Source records
┌──

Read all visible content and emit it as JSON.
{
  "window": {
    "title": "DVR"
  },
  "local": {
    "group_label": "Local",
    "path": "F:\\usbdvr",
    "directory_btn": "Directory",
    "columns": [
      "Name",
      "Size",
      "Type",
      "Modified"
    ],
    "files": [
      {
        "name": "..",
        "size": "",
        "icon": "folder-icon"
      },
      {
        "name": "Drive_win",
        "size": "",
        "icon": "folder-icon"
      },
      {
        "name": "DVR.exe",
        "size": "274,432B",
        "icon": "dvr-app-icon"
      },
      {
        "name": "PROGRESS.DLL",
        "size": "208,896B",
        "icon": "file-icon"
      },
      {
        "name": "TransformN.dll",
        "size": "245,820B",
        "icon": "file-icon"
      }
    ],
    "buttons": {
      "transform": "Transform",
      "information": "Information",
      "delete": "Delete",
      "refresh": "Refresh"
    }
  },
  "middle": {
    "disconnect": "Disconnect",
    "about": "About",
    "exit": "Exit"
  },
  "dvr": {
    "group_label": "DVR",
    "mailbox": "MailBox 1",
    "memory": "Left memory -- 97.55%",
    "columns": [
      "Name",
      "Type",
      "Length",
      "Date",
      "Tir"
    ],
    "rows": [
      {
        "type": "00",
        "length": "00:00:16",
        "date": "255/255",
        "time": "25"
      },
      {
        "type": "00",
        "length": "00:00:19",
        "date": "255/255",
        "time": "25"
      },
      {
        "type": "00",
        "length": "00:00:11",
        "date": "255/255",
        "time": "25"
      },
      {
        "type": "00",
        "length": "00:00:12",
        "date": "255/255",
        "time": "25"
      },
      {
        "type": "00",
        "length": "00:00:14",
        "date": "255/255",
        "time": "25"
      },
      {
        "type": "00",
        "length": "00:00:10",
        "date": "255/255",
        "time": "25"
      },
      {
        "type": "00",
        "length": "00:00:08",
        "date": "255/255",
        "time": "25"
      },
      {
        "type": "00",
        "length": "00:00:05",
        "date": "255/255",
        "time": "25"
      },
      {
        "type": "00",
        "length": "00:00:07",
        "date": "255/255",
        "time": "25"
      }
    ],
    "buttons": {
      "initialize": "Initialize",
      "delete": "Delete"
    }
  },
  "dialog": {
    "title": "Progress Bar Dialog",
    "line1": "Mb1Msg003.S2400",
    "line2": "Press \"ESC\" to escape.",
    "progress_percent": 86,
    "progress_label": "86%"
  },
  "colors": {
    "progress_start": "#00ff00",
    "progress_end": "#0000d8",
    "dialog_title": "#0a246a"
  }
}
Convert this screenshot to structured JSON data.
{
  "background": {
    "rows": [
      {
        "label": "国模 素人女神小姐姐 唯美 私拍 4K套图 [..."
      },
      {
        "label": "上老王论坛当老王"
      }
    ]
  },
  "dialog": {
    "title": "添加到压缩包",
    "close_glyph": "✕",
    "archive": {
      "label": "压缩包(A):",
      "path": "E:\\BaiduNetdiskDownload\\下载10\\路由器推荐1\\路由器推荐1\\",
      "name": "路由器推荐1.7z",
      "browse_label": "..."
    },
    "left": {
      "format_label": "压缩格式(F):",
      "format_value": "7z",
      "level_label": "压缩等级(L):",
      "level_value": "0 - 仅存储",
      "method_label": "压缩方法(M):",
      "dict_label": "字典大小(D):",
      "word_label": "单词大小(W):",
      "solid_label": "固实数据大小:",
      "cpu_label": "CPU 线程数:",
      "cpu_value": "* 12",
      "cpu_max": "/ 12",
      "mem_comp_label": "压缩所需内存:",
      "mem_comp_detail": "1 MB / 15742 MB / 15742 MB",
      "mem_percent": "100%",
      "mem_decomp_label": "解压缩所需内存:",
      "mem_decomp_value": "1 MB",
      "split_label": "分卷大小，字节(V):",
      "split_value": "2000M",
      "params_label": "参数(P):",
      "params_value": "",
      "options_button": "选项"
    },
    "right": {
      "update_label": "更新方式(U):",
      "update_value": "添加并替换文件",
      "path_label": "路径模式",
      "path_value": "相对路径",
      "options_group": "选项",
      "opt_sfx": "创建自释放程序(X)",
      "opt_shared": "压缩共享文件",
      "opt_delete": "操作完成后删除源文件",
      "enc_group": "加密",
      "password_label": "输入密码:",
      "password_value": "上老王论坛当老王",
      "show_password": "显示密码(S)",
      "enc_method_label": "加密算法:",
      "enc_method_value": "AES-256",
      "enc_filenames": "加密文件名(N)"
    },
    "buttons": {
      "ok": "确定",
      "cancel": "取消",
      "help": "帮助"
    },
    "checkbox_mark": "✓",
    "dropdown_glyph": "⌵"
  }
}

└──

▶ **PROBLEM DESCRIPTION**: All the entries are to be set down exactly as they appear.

▶ **TASK OUTPUT**:
Read all visible content and emit it as JSON.
{
  "window": {
    "title": "DVR"
  },
  "local": {
    "group_label": "Local",
    "path": "F:\\usbdvr",
    "directory_btn": "Directory",
    "columns": [
      "Name",
      "Size",
      "Type",
      "Modified"
    ],
    "files": [
      {
        "name": "..",
        "size": "",
        "icon": "folder-icon"
      },
      {
        "name": "Drive_win",
        "size": "",
        "icon": "folder-icon"
      },
      {
        "name": "DVR.exe",
        "size": "274,432B",
        "icon": "dvr-app-icon"
      },
      {
        "name": "PROGRESS.DLL",
        "size": "208,896B",
        "icon": "file-icon"
      },
      {
        "name": "TransformN.dll",
        "size": "245,820B",
        "icon": "file-icon"
      }
    ],
    "buttons": {
      "transform": "Transform",
      "information": "Information",
      "delete": "Delete",
      "refresh": "Refresh"
    }
  },
  "middle": {
    "disconnect": "Disconnect",
    "about": "About",
    "exit": "Exit"
  },
  "dvr": {
    "group_label": "DVR",
    "mailbox": "MailBox 1",
    "memory": "Left memory -- 97.55%",
    "columns": [
      "Name",
      "Type",
      "Length",
      "Date",
      "Tir"
    ],
    "rows": [
      {
        "type": "00",
        "length": "00:00:16",
        "date": "255/255",
        "time": "25"
      },
      {
        "type": "00",
        "length": "00:00:19",
        "date": "255/255",
        "time": "25"
      },
      {
        "type": "00",
        "length": "00:00:11",
        "date": "255/255",
        "time": "25"
      },
      {
        "type": "00",
        "length": "00:00:12",
        "date": "255/255",
        "time": "25"
      },
      {
        "type": "00",
        "length": "00:00:14",
        "date": "255/255",
        "time": "25"
      },
      {
        "type": "00",
        "length": "00:00:10",
        "date": "255/255",
        "time": "25"
      },
      {
        "type": "00",
        "length": "00:00:08",
        "date": "255/255",
        "time": "25"
      },
      {
        "type": "00",
        "length": "00:00:05",
        "date": "255/255",
        "time": "25"
      },
      {
        "type": "00",
        "length": "00:00:07",
        "date": "255/255",
        "time": "25"
      }
    ],
    "buttons": {
      "initialize": "Initialize",
      "delete": "Delete"
    }
  },
  "dialog": {
    "title": "Progress Bar Dialog",
    "line1": "Mb1Msg003.S2400",
    "line2": "Press \"ESC\" to escape.",
    "progress_percent": 86,
    "progress_label": "86%"
  },
  "colors": {
    "progress_start": "#00ff00",
    "progress_end": "#0000d8",
    "dialog_title": "#0a246a"
  }
}
Convert this screenshot to structured JSON data.
{
  "background": {
    "rows": [
      {
        "label": "国模 素人女神小姐姐 唯美 私拍 4K套图 [..."
      },
      {
        "label": "上老王论坛当老王"
      }
    ]
  },
  "dialog": {
    "title": "添加到压缩包",
    "close_glyph": "✕",
    "archive": {
      "label": "压缩包(A):",
      "path": "E:\\BaiduNetdiskDownload\\下载10\\路由器推荐1\\路由器推荐1\\",
      "name": "路由器推荐1.7z",
      "browse_label": "..."
    },
    "left": {
      "format_label": "压缩格式(F):",
      "format_value": "7z",
      "level_label": "压缩等级(L):",
      "level_value": "0 - 仅存储",
      "method_label": "压缩方法(M):",
      "dict_label": "字典大小(D):",
      "word_label": "单词大小(W):",
      "solid_label": "固实数据大小:",
      "cpu_label": "CPU 线程数:",
      "cpu_value": "* 12",
      "cpu_max": "/ 12",
      "mem_comp_label": "压缩所需内存:",
      "mem_comp_detail": "1 MB / 15742 MB / 15742 MB",
      "mem_percent": "100%",
      "mem_decomp_label": "解压缩所需内存:",
      "mem_decomp_value": "1 MB",
      "split_label": "分卷大小，字节(V):",
      "split_value": "2000M",
      "params_label": "参数(P):",
      "params_value": "",
      "options_button": "选项"
    },
    "right": {
      "update_label": "更新方式(U):",
      "update_value": "添加并替换文件",
      "path_label": "路径模式",
      "path_value": "相对路径",
      "options_group": "选项",
      "opt_sfx": "创建自释放程序(X)",
      "opt_shared": "压缩共享文件",
      "opt_delete": "操作完成后删除源文件",
      "enc_group": "加密",
      "password_label": "输入密码:",
      "password_value": "上老王论坛当老王",
      "show_password": "显示密码(S)",
      "enc_method_label": "加密算法:",
      "enc_method_value": "AES-256",
      "enc_filenames": "加密文件名(N)"
    },
    "buttons": {
      "ok": "确定",
      "cancel": "取消",
      "help": "帮助"
    },
    "checkbox_mark": "✓",
    "dropdown_glyph": "⌵"
  }
}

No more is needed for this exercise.